Good Night Gold Dust drove up from Mankato to play the five songs off their EP, the precursor to the album they’re hoping to release next year. Like their music, their live show is sweet and tireless, with drummer Michelle Roche keeping time on her feet (she’s also the Mankato Symphony Orchestra’s timpanist). Guitarist/vocalist Colin Scharf looked electric as he veered around the stage — after the set, a woman in the lobby gasped, “Boy, that guy sure has a lot of energy!”

Tony Peachka flipped it back to the outdoor stage, playing garage pop with insatiable spirit. It may have started raining halfway through the set, but the band just upped their energy; vocalist Melissa Jones got louder, and guitarist Stephanie Jo Murck stormed out from the stage. Later, bassist Danielle Cusack jumped around with her Bruise Violet bandmate, Emily Schoonover.

Passersby had to look twice while the band’s hair whipped around and their boots stomped the wood stage. One particularly poignant image: a girl about 10 years old behind the stage, straddling her bike with her mouth wide open.

Tabah wowed the audience indoors, going from smoldering strains of indie rock to breakneck tempos within measures. They know how to set up a groove, having trained in jazz, and their lyrics landed in that sweet spot of simple and profound (example: “To believe in the kid in the corner is to be human”). “Myth,” in particular, struck a chord with me. After the news that Tabah will release their first LP in January, the man next to me had to share his excitement. He turned, saying, “They’ve really got something!”

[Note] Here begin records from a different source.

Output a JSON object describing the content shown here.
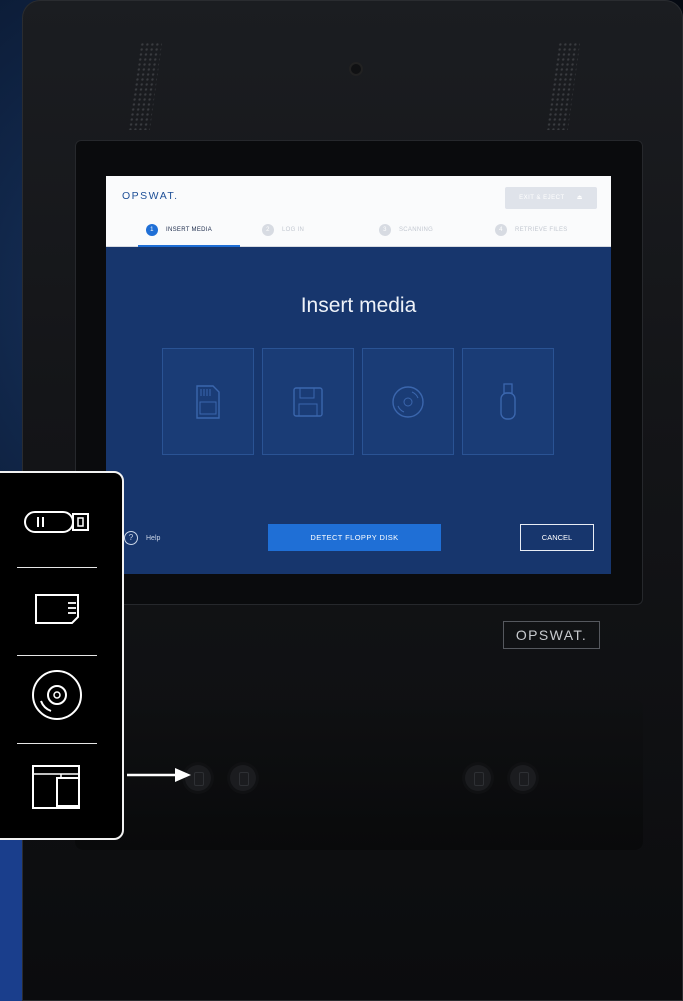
{
  "kiosk_screen": {
    "logo": "OPSWAT.",
    "exit_button": "EXIT & EJECT",
    "steps": [
      {
        "number": "1",
        "label": "INSERT MEDIA",
        "active": true
      },
      {
        "number": "2",
        "label": "LOG IN",
        "active": false
      },
      {
        "number": "3",
        "label": "SCANNING",
        "active": false
      },
      {
        "number": "4",
        "label": "RETRIEVE FILES",
        "active": false
      }
    ],
    "title": "Insert media",
    "media_options": [
      "sd-card-icon",
      "floppy-disk-icon",
      "cd-disc-icon",
      "usb-drive-icon"
    ],
    "help_label": "Help",
    "detect_button": "DETECT FLOPPY DISK",
    "cancel_button": "CANCEL"
  },
  "hardware": {
    "brand_plate": "OPSWAT."
  },
  "callout_panel": {
    "icons": [
      "usb-drive-icon",
      "sd-card-icon",
      "cd-disc-icon",
      "card-reader-icon"
    ]
  },
  "colors": {
    "screen_blue": "#17366d",
    "accent_blue": "#1f6fd6",
    "logo_blue": "#1d4f97"
  }
}
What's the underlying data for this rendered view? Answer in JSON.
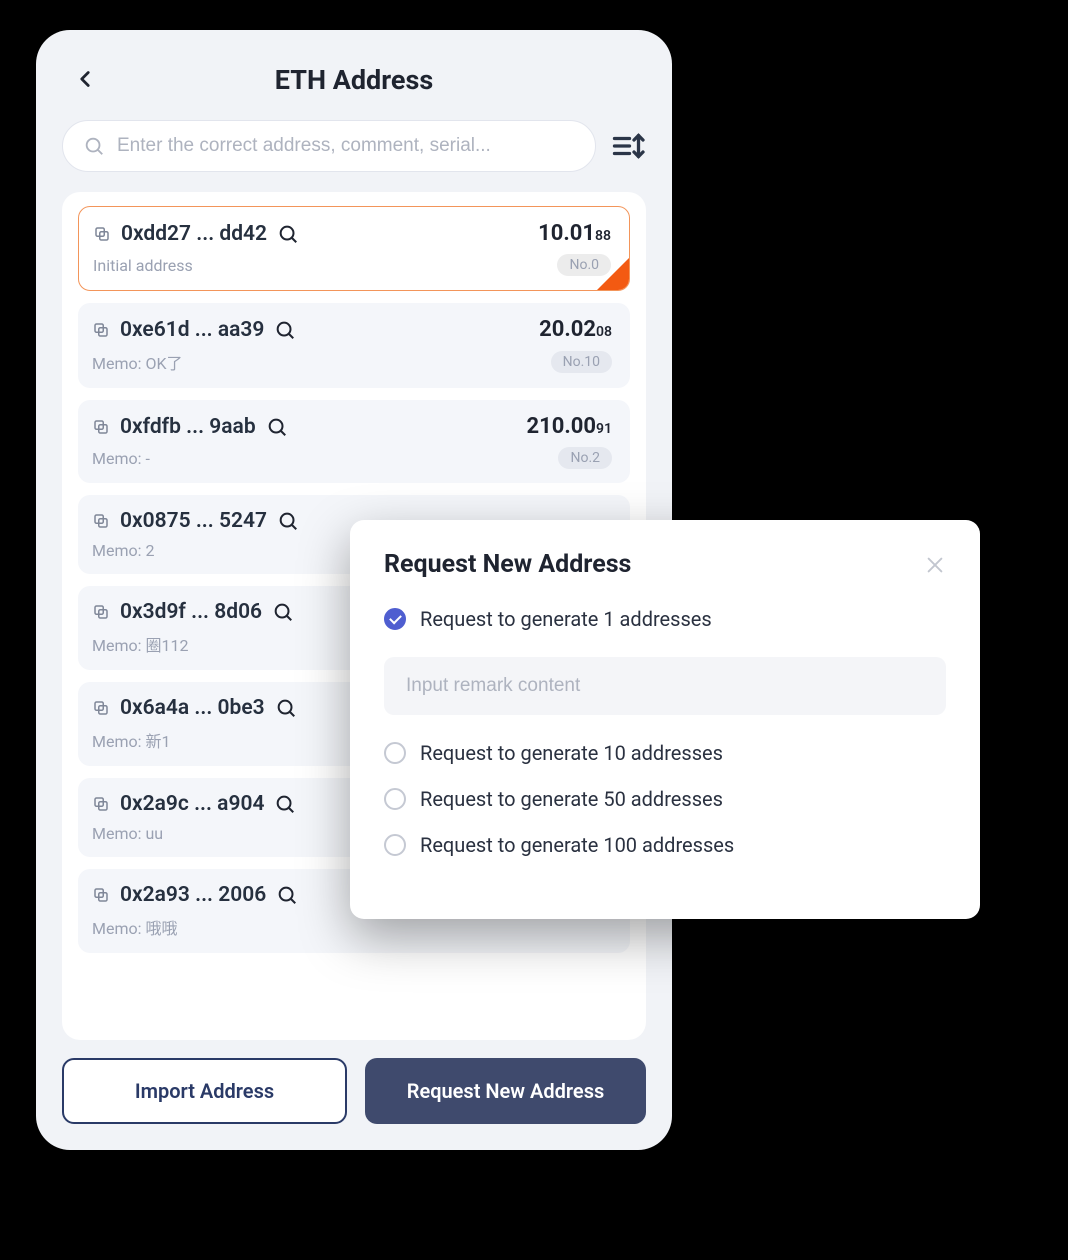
{
  "header": {
    "title": "ETH Address"
  },
  "search": {
    "placeholder": "Enter the correct address, comment, serial..."
  },
  "addresses": [
    {
      "addr": "0xdd27 ... dd42",
      "balance_main": "10.01",
      "balance_dec": "88",
      "memo": "Initial address",
      "no": "No.0",
      "selected": true
    },
    {
      "addr": "0xe61d ... aa39",
      "balance_main": "20.02",
      "balance_dec": "08",
      "memo": "Memo: OK了",
      "no": "No.10",
      "selected": false
    },
    {
      "addr": "0xfdfb ... 9aab",
      "balance_main": "210.00",
      "balance_dec": "91",
      "memo": "Memo: -",
      "no": "No.2",
      "selected": false
    },
    {
      "addr": "0x0875 ... 5247",
      "balance_main": "",
      "balance_dec": "",
      "memo": "Memo: 2",
      "no": "",
      "selected": false
    },
    {
      "addr": "0x3d9f ... 8d06",
      "balance_main": "",
      "balance_dec": "",
      "memo": "Memo: 圈112",
      "no": "",
      "selected": false
    },
    {
      "addr": "0x6a4a ... 0be3",
      "balance_main": "",
      "balance_dec": "",
      "memo": "Memo: 新1",
      "no": "",
      "selected": false
    },
    {
      "addr": "0x2a9c ... a904",
      "balance_main": "",
      "balance_dec": "",
      "memo": "Memo: uu",
      "no": "",
      "selected": false
    },
    {
      "addr": "0x2a93 ... 2006",
      "balance_main": "",
      "balance_dec": "",
      "memo": "Memo: 哦哦",
      "no": "",
      "selected": false
    }
  ],
  "buttons": {
    "import": "Import Address",
    "request": "Request New Address"
  },
  "modal": {
    "title": "Request New Address",
    "remark_placeholder": "Input remark content",
    "options": [
      {
        "label": "Request to generate 1 addresses",
        "checked": true
      },
      {
        "label": "Request to generate 10 addresses",
        "checked": false
      },
      {
        "label": "Request to generate 50 addresses",
        "checked": false
      },
      {
        "label": "Request to generate 100 addresses",
        "checked": false
      }
    ]
  }
}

Lexii Alijai says what she means — and she expects you to return the favor. “Tell me how you actually feel,” she rapped in “How You Feel,” which, like most of her music, gets very personal very fast. Accompanied by DJ Micropenis, she performed her “Real Friends” (Kanye) and “Exchange” (Bryson Tiller) remixes, leaving plenty of time for her Joseph’s Coat and feel∙less material. Several of Alijai’s fans made it to the showcase just to see her, rapping along with her the whole way. She also made new fans: “There’s two little boys recording [from the sidewalk],” she said, “and I know they don’t know who I am. That’s really dope.”

Lady Midnight performed with incredible charisma, using her experience in Afro-Cuban music (Malamanya), pop (VANDAAM), and several other genres to inform her satiny set. She and DJ Keezy even delivered a bassy “Hold Up” cover, ever so elegant in the music’s spareness. Lady Midnight closed with “Wax Line,” a taste of her upcoming EP with Atmosphere/Brother Ali/Murs producer Afrokeys.

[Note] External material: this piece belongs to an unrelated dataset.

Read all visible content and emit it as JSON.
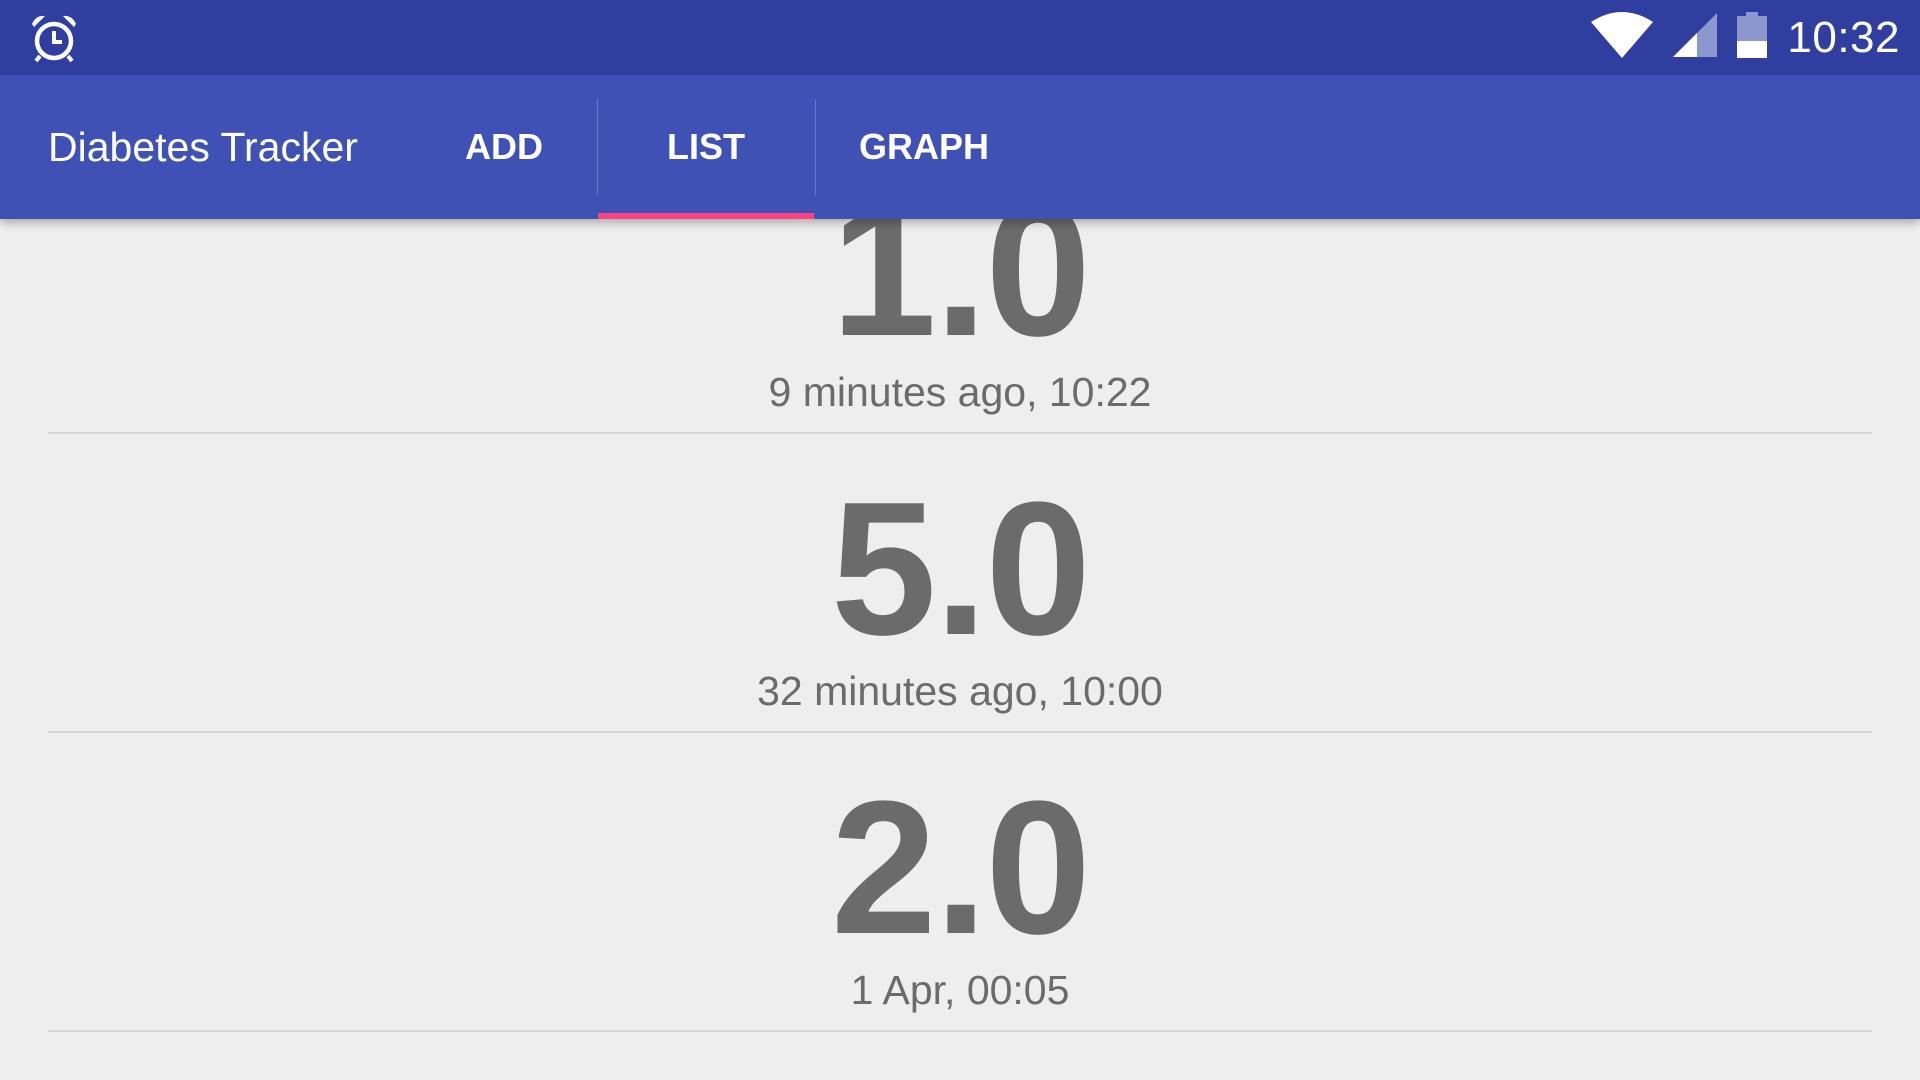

Two thirds of the band couldn’t be at the show, but Holidae seemed more alive than ever while performing with four dancers, whose work gave songs like “Bodyguard” and “Darkest Shade” new depth. Nina and Marcus performed arresting choreography right in front of the audience during dark gem “Royalty,” and Ashley Gold’s voice warmed up the now-brisk night.

Nazeem and Spencer Joles brought horns and high energy to The Album tracks live, performing “Smoke Dat” and “The Kids Are Alright” all over the stage. “I turn the voices in my head into a symphony,” they rapped, and the sentence felt just right. Bonus: they brought members of Unknown Creatures to the stage and performed a joint reggae track.

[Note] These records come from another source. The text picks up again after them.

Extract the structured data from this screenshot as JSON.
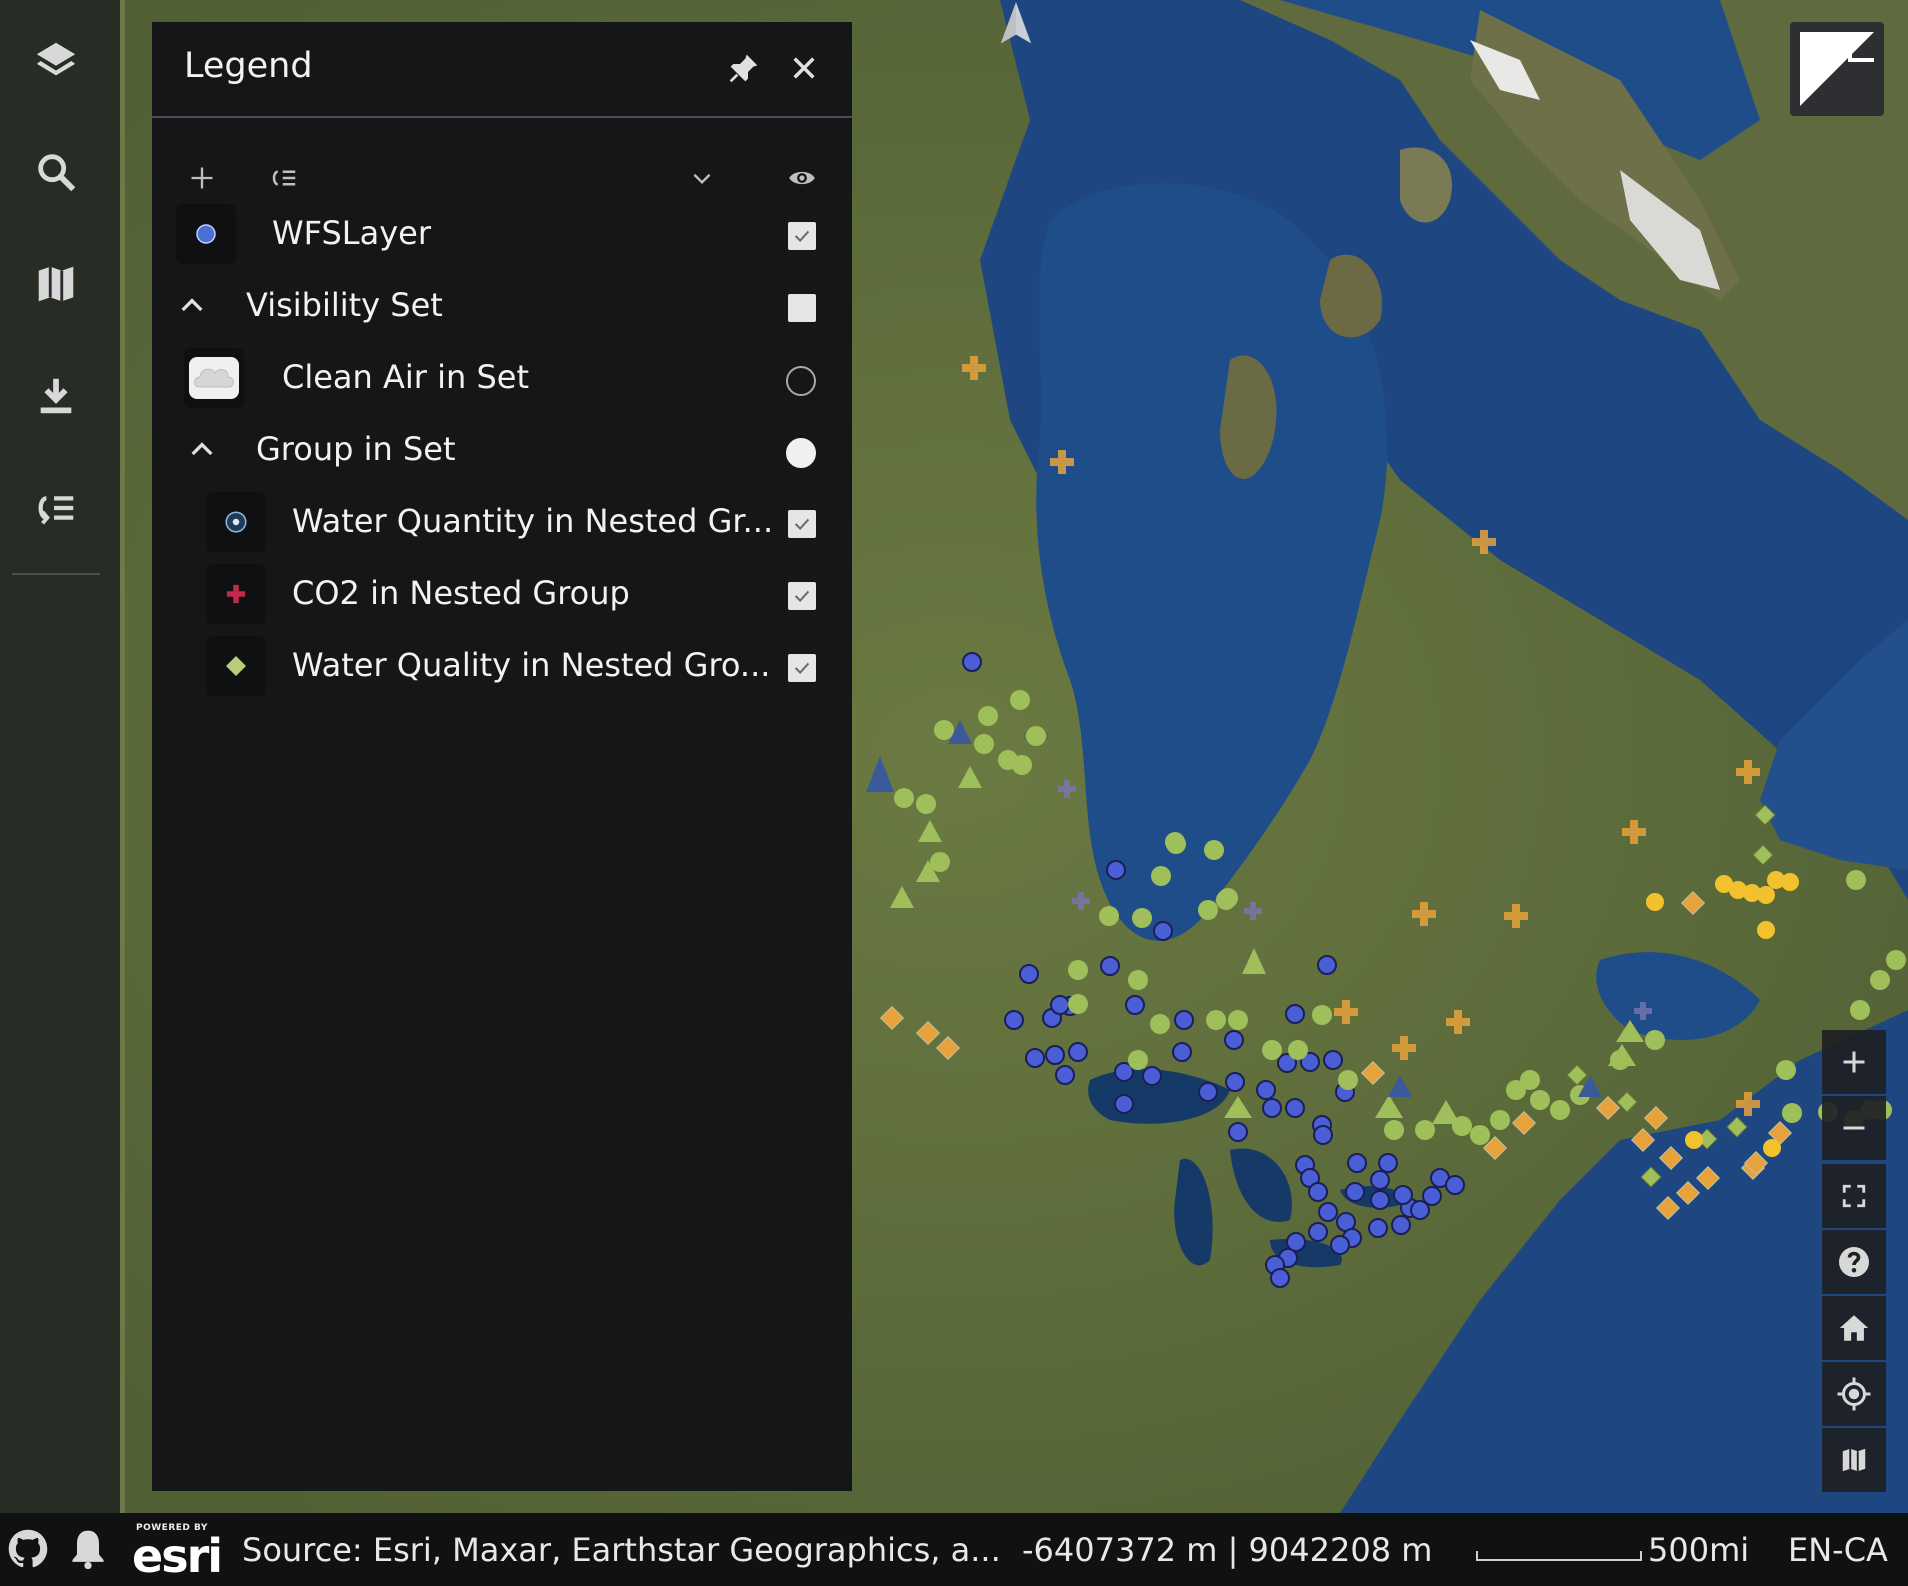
{
  "legend": {
    "title": "Legend",
    "layers": [
      {
        "label": "WFSLayer",
        "icon": "blue-circle-icon",
        "control": "checkbox",
        "checked": true
      },
      {
        "label": "Visibility Set",
        "icon": "chevron-up-icon",
        "control": "checkbox",
        "checked": true
      },
      {
        "label": "Clean Air in Set",
        "icon": "cloud-icon",
        "control": "radio",
        "checked": false
      },
      {
        "label": "Group in Set",
        "icon": "chevron-up-icon",
        "control": "radio",
        "checked": true
      },
      {
        "label": "Water Quantity in Nested Gr...",
        "icon": "target-dot-icon",
        "control": "checkbox",
        "checked": true
      },
      {
        "label": "CO2 in Nested Group",
        "icon": "red-cross-icon",
        "control": "checkbox",
        "checked": true
      },
      {
        "label": "Water Quality in Nested Gro...",
        "icon": "green-diamond-icon",
        "control": "checkbox",
        "checked": true
      }
    ]
  },
  "footer": {
    "attribution": "Source: Esri, Maxar, Earthstar Geographics, a...",
    "coordinates": "-6407372 m | 9042208 m",
    "scale": "500mi",
    "locale": "EN-CA",
    "esri_powered": "POWERED BY",
    "esri_name": "esri"
  },
  "colors": {
    "panel_bg": "#151618",
    "appbar_bg": "#14161a",
    "footer_bg": "#101113",
    "water": "#1f4d8a",
    "land": "#5a6b3a",
    "marker_blue": "#4a5fd6",
    "marker_green": "#9fbf5a",
    "marker_orange": "#e8a23c"
  }
}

Porno Wolves were my new find of the night; the bluesy rock band showed off their chops in a short, impactful set. Before playing “Young Moon Rising,” they joked, “If you guys want to howl, that’d be really nice. We’d love that.”

Fraea closed out the night with music from Bend Your Bones — although, as vocalist Jessie Daley pointed out, the band have collectively broken five bones since the EP dropped, and they haven’t bent any. Daley’s opaque voice covered synths.

I’ve seen half of these bands live, some as many as three times before, but everyone looked better than ever at the Artists to Watch showcase. That means that they’re finding what works, trying new ideas, and learning from mistakes — and that growth, above anything else, makes me excited for Minnesota music. Nothing could be more promising.